Listing Courtesy of JACK LINGO REHOBOTH
The photos that make up your Lewes listing will be key to your home’s marketing effort. If that first impression is positive (or even if it only raises curiosity), those images will have helped you past the all-important first hurdle.
What makes a Lewes listing a visual triumph? I’m afraid that belongs in realm of art, so to a certain extent remains unclassifiable. But some factors that inevitably prevent a good listing shot are a lot easier to describe. Chief culprits:
We’ve all seen listing photos where you can barely to make out what you’re supposed to be looking at — dim shots that make a house look grey and dirty. Since everyone is drawn to a home that’s brightly lit and inviting, when in doubt, turn on more lights! Bright photo highlights make a home look clean and sparkly, so help your Delaware agent plan the photo shoot at the time of day you know your house looks its brightest -- and if the weather doesn’t cooperate, be willing to re-schedule.
A Lewes listing that shows even a few rooms that haven’t been properly de-cluttered can end up alienating potential buyers. Serious buyers want to be able to envision how a house will look once they move in: hard to do when the floors, walls or shelves are packed with your belongings.
Sometimes it’s easy to overlook garbage cans, gardening equipment, or exterior décor touches that once looked nice (and now, let’s face it, don’t). If possible, photograph the house on a bright day with the sun behind you (but remember to keep your shadow out of frame).
You don’t have to be an Ansel Adams to take winning Delaware listing photos. Acing the Lewes listings is just part of a good campaign — and if you’re ready to market your own home, part of why you should give me a call.

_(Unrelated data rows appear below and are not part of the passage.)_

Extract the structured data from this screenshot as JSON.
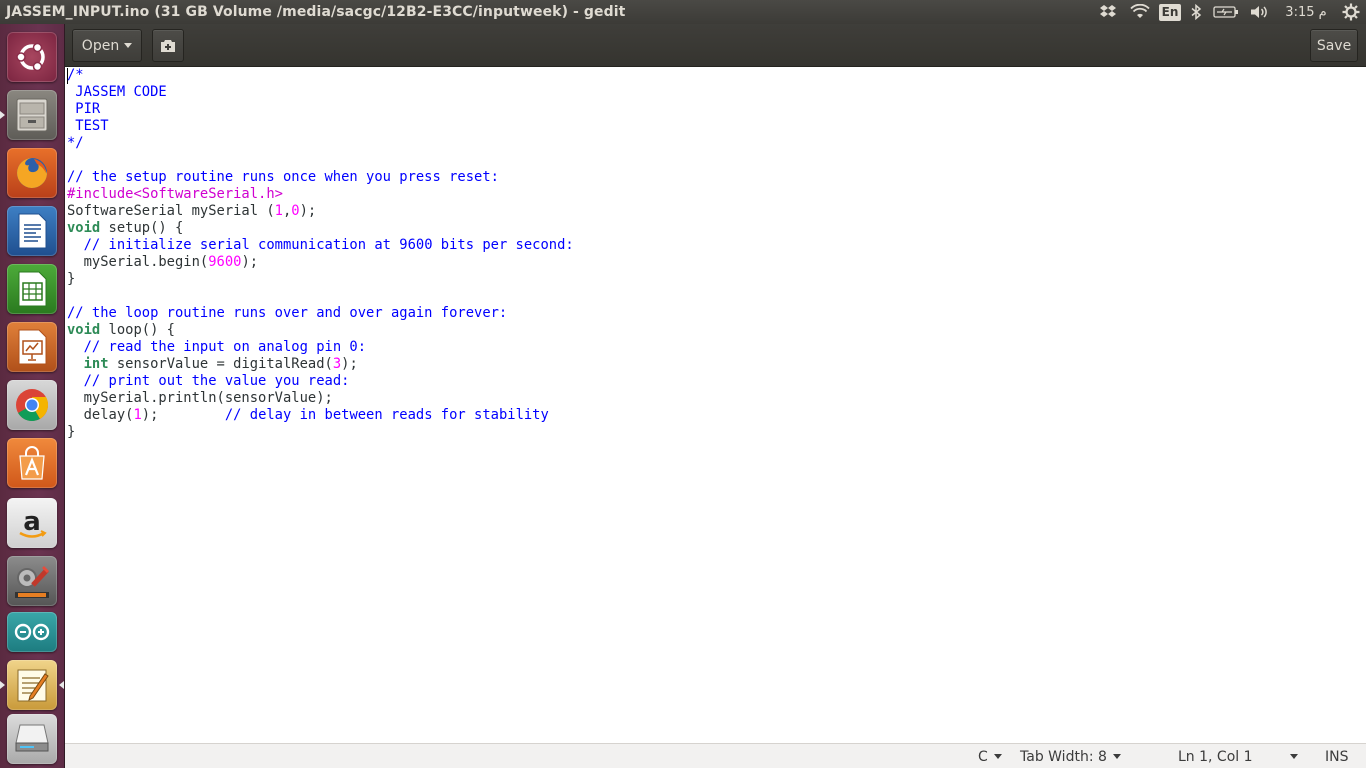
{
  "window": {
    "title": "JASSEM_INPUT.ino (31 GB Volume /media/sacgc/12B2-E3CC/inputweek) - gedit"
  },
  "panel": {
    "language_indicator": "En",
    "clock": "3:15 م"
  },
  "toolbar": {
    "open_label": "Open",
    "save_label": "Save"
  },
  "launcher": {
    "items": [
      {
        "name": "dash-home",
        "icon": "ubuntu-logo-icon"
      },
      {
        "name": "files",
        "icon": "file-cabinet-icon"
      },
      {
        "name": "firefox",
        "icon": "firefox-icon"
      },
      {
        "name": "libreoffice-writer",
        "icon": "writer-icon"
      },
      {
        "name": "libreoffice-calc",
        "icon": "calc-icon"
      },
      {
        "name": "libreoffice-impress",
        "icon": "impress-icon"
      },
      {
        "name": "chrome",
        "icon": "chrome-icon"
      },
      {
        "name": "software-center",
        "icon": "shopping-bag-icon"
      },
      {
        "name": "amazon",
        "icon": "amazon-icon"
      },
      {
        "name": "system-settings",
        "icon": "settings-wrench-icon"
      },
      {
        "name": "arduino",
        "icon": "arduino-icon"
      },
      {
        "name": "gedit",
        "icon": "text-editor-icon"
      },
      {
        "name": "scanner",
        "icon": "scanner-icon"
      }
    ]
  },
  "editor": {
    "lines": [
      "/*",
      " JASSEM CODE",
      " PIR",
      " TEST",
      "*/",
      "",
      "// the setup routine runs once when you press reset:",
      "#include<SoftwareSerial.h>",
      "SoftwareSerial mySerial (1,0);",
      "void setup() {",
      "  // initialize serial communication at 9600 bits per second:",
      "  mySerial.begin(9600);",
      "}",
      "",
      "// the loop routine runs over and over again forever:",
      "void loop() {",
      "  // read the input on analog pin 0:",
      "  int sensorValue = digitalRead(3);",
      "  // print out the value you read:",
      "  mySerial.println(sensorValue);",
      "  delay(1);        // delay in between reads for stability",
      "}"
    ]
  },
  "statusbar": {
    "language": "C",
    "tab_width": "Tab Width: 8",
    "position": "Ln 1, Col 1",
    "mode": "INS"
  }
}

It’s actually a great time of year to sell!
Call/text 302-228-7871or email me, Russell Stucki, REALTOR ® of Beach Real Estate Market to provide detailed information on Delaware homes for sale, investment and commercial properties, luxury and waterfront homes, condos/townhomes, new construction, lots and land, farms and equestrian properties located in but not limited to Bethany, Bethel, Bridgeville, Dagsboro, Delmar, Ellendale, Fenwick Island, Frankford, Georgetown, Greenwood, Harbeson, Laurel, Lewes, Lincoln, Milford, Millsboro, Millville, Milton, Ocean View, Rehoboth Beach, Seaford, Selbyville, Delaware.

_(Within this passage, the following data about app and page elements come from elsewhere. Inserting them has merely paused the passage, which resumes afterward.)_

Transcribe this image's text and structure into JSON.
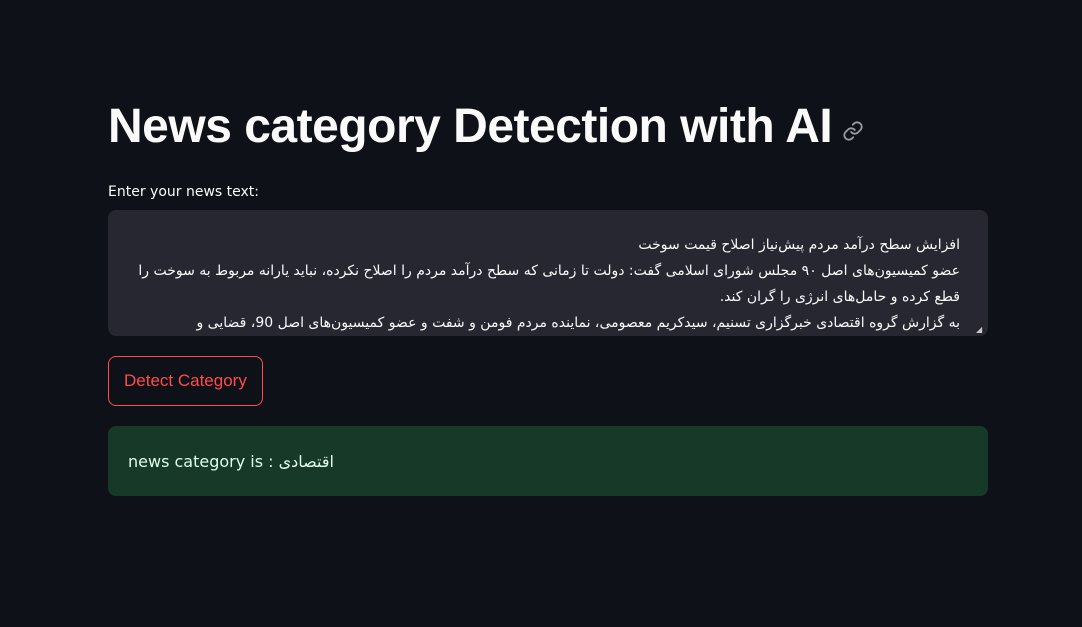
{
  "header": {
    "title": "News category Detection with AI",
    "link_icon": "link-icon"
  },
  "input": {
    "label": "Enter your news text:",
    "value": "افزایش سطح درآمد مردم پیش‌نیاز اصلاح قیمت سوخت\nعضو کمیسیون‌های اصل ۹۰ مجلس شورای اسلامی گفت: دولت تا زمانی که سطح درآمد مردم را اصلاح نکرده، نباید یارانه مربوط به سوخت را قطع کرده و حامل‌های انرژی را گران کند.\nبه گزارش گروه اقتصادی خبرگزاری تسنیم، سیدکریم معصومی، نماینده مردم فومن و شفت و عضو کمیسیون‌های اصل 90، قضایی و"
  },
  "actions": {
    "detect_label": "Detect Category"
  },
  "result": {
    "text": "news category is : اقتصادی"
  },
  "colors": {
    "background": "#0e1117",
    "textarea_bg": "#262730",
    "accent": "#ff4b4b",
    "success_bg": "#173928",
    "success_text": "#dffde9"
  }
}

Micro apartments, once considered a momentary fad, are become an increasingly popular choice for city residents across the nation. It's a trend that might signal the beginnings of a shift in Sussex County apartment living as well.
The tiny apartments known as “micro apartments” generally feature a small bedroom, private sitting area, bathroom...but not much more. In a typical floor plan, a living unit has 200 square feet or less -a far cry from American norms for the better part of a century. It is true, though, that there is nothing new about cramped apartments and shared living spaces. What sets today’s micro apartments apart is their success in combining comfort and livability with the affordability that is their main appeal. Design features such as folding bed alcoves, high ceilings and raised closets help to create an illusion of space when the actual living area is tinier than even the smallest traditional apartment.

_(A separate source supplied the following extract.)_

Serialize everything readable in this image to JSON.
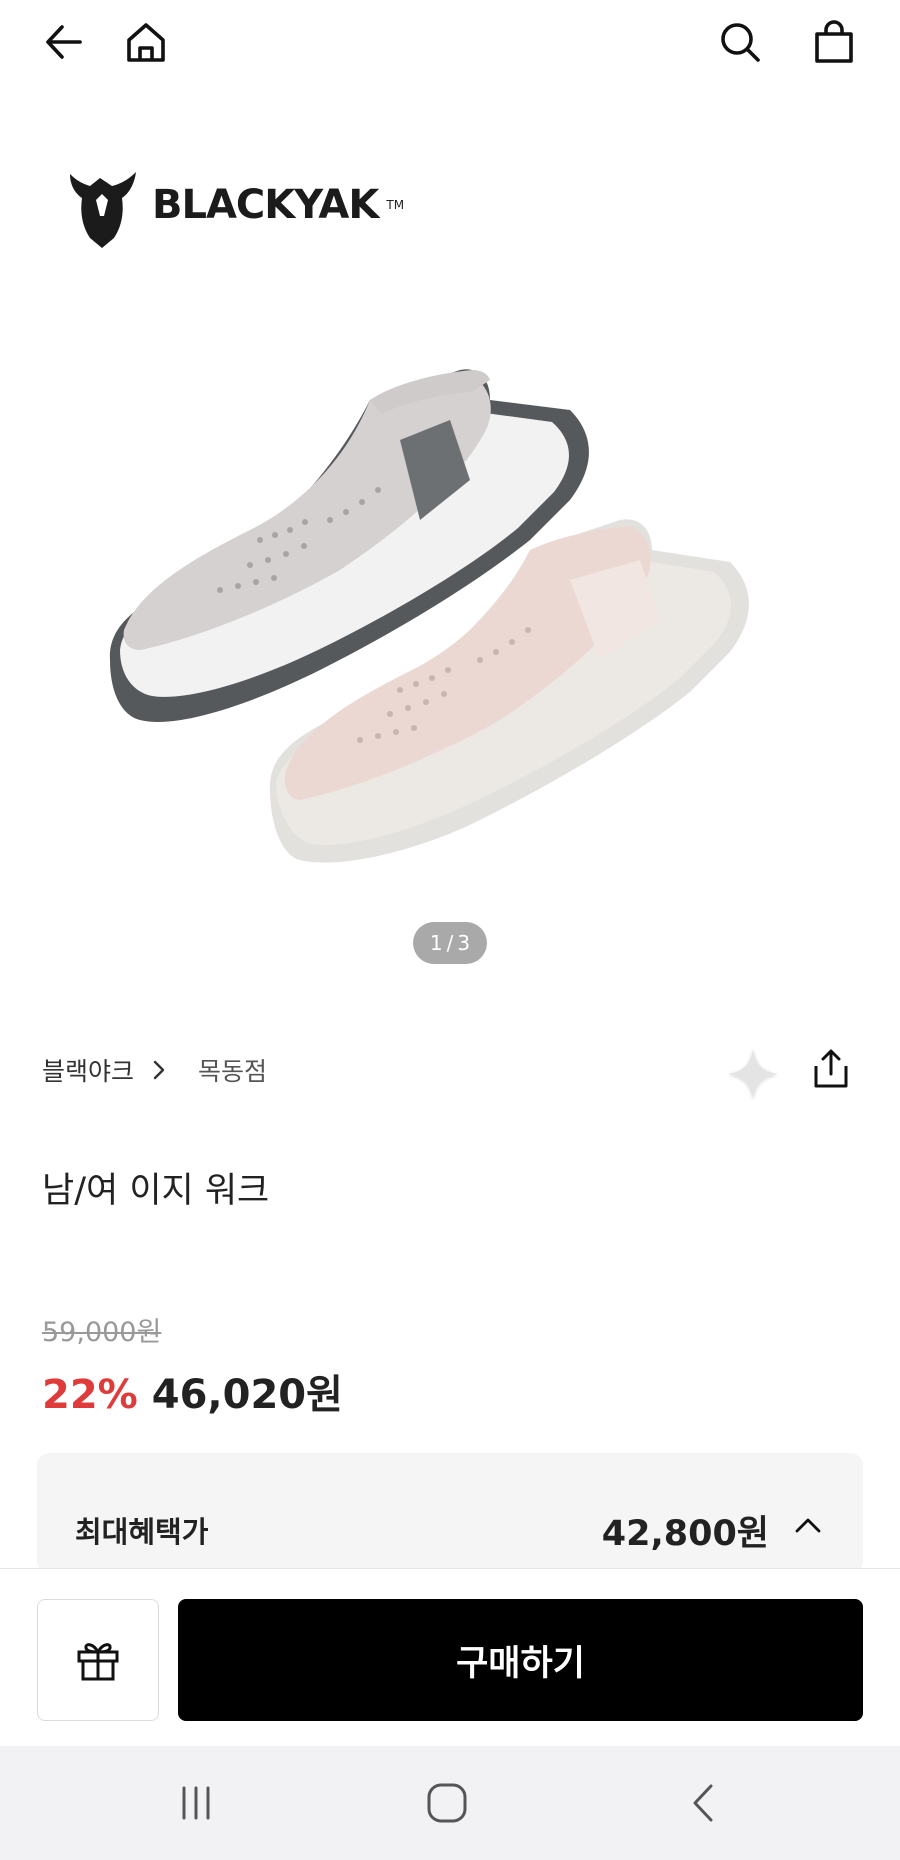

Smaller apartments share micro apartments' standout characteristic: micro rental prices. It's an attracting that has always proved popular among younger Sussex County apartment dwellers with entry level jobs, service industry employees who want to live closer to work, older single adults, students, and retirees who want to shed their empty nests and settle in convenience-packed urban areas. With reduced square space, micro apartments are not only cheaper to buy or rent, but usually significantly easier to clean and maintain. Many of the new micro apartment units also feature nearly as much storage space as much larger apartments.
The newest wave of micro apartments does have their share of detractors. Some have expressed concern that encouraging landlords to increase their ability to collect rent from more tenants in a smaller space will likely invite rent increases for standard-sized apartments.
Urban living remains desirable for many—but affordability remains a limiting factor. Micro apartments raise a new possibility for providing a cost-effective option that wasn't on the horizon even a few years ago. Whether or not the “thinking smaller” approach of micro apartments affects local scene, keeping track of its popularity on the national front is a good idea for area real estate watchers. There's no denying it could point to a changing environment for our own Sussex County market for tenants, landlords and real estate investors.
If you have been surveying the current crop of investment properties, you don't have to be planning your own Sussex County micro apartments to make forward-thinking decisions. Call/text 302-228-7871 or email me, Russell Stucki, REALTOR ® of Beach Real Estate Market to provide detailed information on Delaware homes for sale, investment and commercial properties, luxury and waterfront homes, condos/townhomes, new construction, lots and land, farms and equestrian properties located in but not limited to Bethany, Bethel, Bridgeville, Dagsboro, Delmar, Ellendale, Fenwick Island, Frankford, Georgetown, Greenwood, Harbeson, Laurel, Lewes, Lincoln, Milford, Millsboro, Millville, Milton, Ocean View, Rehoboth Beach, Seaford, Selbyville, Delaware.